There is so much talk about Facebook and Twitter that conversations often overlook the third most popular—and the most businesslike—social network: LinkedIn.
Based on numbers provided previously by founder Reid Hoffman, there are millions of small business owners using the product. In fact, LinkedIn recently celebrated it’s 100 millionth user.
One of those small business users is Chuck Hester, author of Linking In to Pay it Forward. Hester has nearly 11,000 LinkedIn connections, confirming he knows the subject well. He speaks regularly on how to use LinkedIn for business and he runs a popular series of boot camps to train people on how to effectively use the networking tool.
His love affair with the platform began several years ago, before it was clear that LinkedIn would emerge as the leading online community for job seekers and employers. He was among the first to try landing a job that way back in 2005, when LinkedIn was relatively small and users like me were scratching our heads trying to figure out what to do with it.
“I was looking for a public relations executive position when I connected with Ryan Allis, CEO of iContact," Hester says. "He accepted my invitation to connect on LinkedIn and I responded with a request to meet in person (we are both in the Raleigh/Durham area). When we met, it turned out that his young company was looking for its first Director of PR. I...got the job and worked there for almost five years. I would not have met Ryan had it not been for my networking with him through LinkedIn.”
Hester’s story has been repeated so many times by so many people that it hardly seems newsworthy anymore. But back then, the fact that you could connect online, land a meeting, and then a job stopped people in their tracks.
LinkedIn is an ideal venue for small businesses to find and recruit talent because it simply bypasses any resource constraints, argues Hester.
It’s also great for finding what he calls “the passive candidate”—people who would be great for your organization who are not actively looking for a new job.
“I know of companies that only advertise for jobs on LinkedIn because they can find superior candidates and are able to look at profile information—including recommendations and make a quicker decision," Hester says. "Plus, with more than 100 million registered users, it's a great talent pool."
That 100-million number greatly expands LinkedIn’s potential beyond recruiting and promotion; it has also spurred entrepreneurship on its own.
Rob Shore started a financial services magazine called I Carry The Bag—it was born out of a single moment on LinkedIn. “I read a comment in a group about on-demand magazine publishing and MagCloud. I made an immediate decision to start the magazine. I had zero publishing experience, but I knew one fundamental thing: there had never been a publication dedicated to this niche.”
In a little over a year, Shore has gained over 1,000 readers. The magazine also dovetails nicely with his core consulting business for financial services product distributors, which he stays connected to through his LinkedIn group Wholesaler Masterminds.
Hester believes that LinkedIn is particularly robust for small business needs, but he points to three LinkedIn features that are particularly valuable to small business people:

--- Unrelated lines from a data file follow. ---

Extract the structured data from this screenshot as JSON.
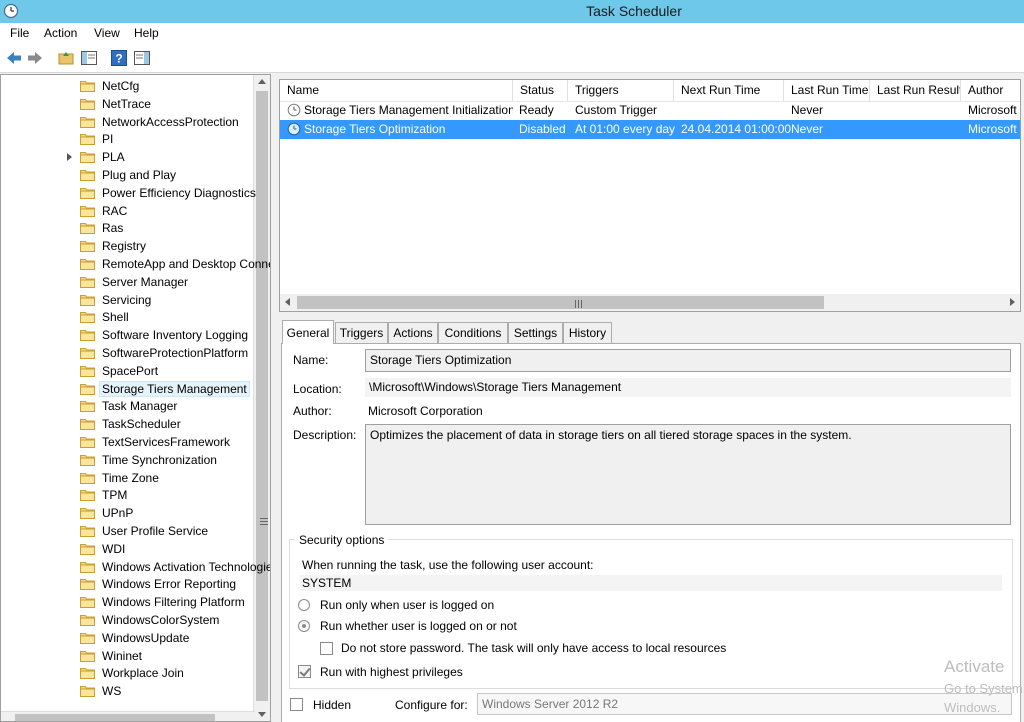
{
  "window": {
    "title": "Task Scheduler"
  },
  "menu": [
    "File",
    "Action",
    "View",
    "Help"
  ],
  "toolbar": [
    "back-icon",
    "forward-icon",
    "up-folder-icon",
    "show-hide-tree-icon",
    "help-icon",
    "show-hide-action-pane-icon"
  ],
  "tree": {
    "items": [
      {
        "label": "NetCfg"
      },
      {
        "label": "NetTrace"
      },
      {
        "label": "NetworkAccessProtection"
      },
      {
        "label": "PI"
      },
      {
        "label": "PLA"
      },
      {
        "label": "Plug and Play"
      },
      {
        "label": "Power Efficiency Diagnostics"
      },
      {
        "label": "RAC"
      },
      {
        "label": "Ras"
      },
      {
        "label": "Registry"
      },
      {
        "label": "RemoteApp and Desktop Connections Management"
      },
      {
        "label": "Server Manager"
      },
      {
        "label": "Servicing"
      },
      {
        "label": "Shell"
      },
      {
        "label": "Software Inventory Logging"
      },
      {
        "label": "SoftwareProtectionPlatform"
      },
      {
        "label": "SpacePort"
      },
      {
        "label": "Storage Tiers Management"
      },
      {
        "label": "Task Manager"
      },
      {
        "label": "TaskScheduler"
      },
      {
        "label": "TextServicesFramework"
      },
      {
        "label": "Time Synchronization"
      },
      {
        "label": "Time Zone"
      },
      {
        "label": "TPM"
      },
      {
        "label": "UPnP"
      },
      {
        "label": "User Profile Service"
      },
      {
        "label": "WDI"
      },
      {
        "label": "Windows Activation Technologies"
      },
      {
        "label": "Windows Error Reporting"
      },
      {
        "label": "Windows Filtering Platform"
      },
      {
        "label": "WindowsColorSystem"
      },
      {
        "label": "WindowsUpdate"
      },
      {
        "label": "Wininet"
      },
      {
        "label": "Workplace Join"
      },
      {
        "label": "WS"
      }
    ],
    "selected_index": 17,
    "expandable_index": 4
  },
  "tasks": {
    "columns": [
      "Name",
      "Status",
      "Triggers",
      "Next Run Time",
      "Last Run Time",
      "Last Run Result",
      "Author"
    ],
    "rows": [
      {
        "name": "Storage Tiers Management Initialization",
        "status": "Ready",
        "triggers": "Custom Trigger",
        "next_run": "",
        "last_run": "Never",
        "last_result": "",
        "author": "Microsoft"
      },
      {
        "name": "Storage Tiers Optimization",
        "status": "Disabled",
        "triggers": "At 01:00 every day",
        "next_run": "24.04.2014 01:00:00",
        "last_run": "Never",
        "last_result": "",
        "author": "Microsoft"
      }
    ],
    "selected_index": 1
  },
  "tabs": [
    "General",
    "Triggers",
    "Actions",
    "Conditions",
    "Settings",
    "History"
  ],
  "active_tab": "General",
  "general": {
    "name_label": "Name:",
    "name": "Storage Tiers Optimization",
    "location_label": "Location:",
    "location": "\\Microsoft\\Windows\\Storage Tiers Management",
    "author_label": "Author:",
    "author": "Microsoft Corporation",
    "description_label": "Description:",
    "description": "Optimizes the placement of data in storage tiers on all tiered storage spaces in the system."
  },
  "security": {
    "title": "Security options",
    "account_prompt": "When running the task, use the following user account:",
    "account": "SYSTEM",
    "run_logged_on": "Run only when user is logged on",
    "run_whether": "Run whether user is logged on or not",
    "no_store_password": "Do not store password.  The task will only have access to local resources",
    "highest_privileges": "Run with highest privileges",
    "selected_mode": "run_whether",
    "no_store_password_checked": false,
    "highest_privileges_checked": true
  },
  "bottom": {
    "hidden_label": "Hidden",
    "hidden_checked": false,
    "configure_label": "Configure for:",
    "configure_value": "Windows Server 2012 R2"
  },
  "watermark": {
    "line1": "Activate",
    "line2": "Go to System",
    "line3": "Windows."
  }
}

LinkedIn has thousands of groups—such as Shore’s Masterminds—where a small business owner can meet business contacts. “Take a minute to use the search function of LinkedIn and find groups that are in your industry. Join a few and become active in discussions. Introduce yourself and become part of the community,” he advises.
If it makes sense, a small business person can start his or her own group, using it to interact with customers and business partners, promote best practices and keep up-to-date on relevant news.
2. Status Updates
This feature lets businesses announce what they are up to or promote something about their business. LinkedIn also has a feature that lets announcements simultaneously get announced on Twitter for greater exposure.
3. The Company
This section lets you dynamically profile who you are and what you do. Noted Hester, “You can include a description of your company, add services and product information that can be linked directly to your website. Plus, other LinkedIn members can recommend your company and follow your updates right from this page.”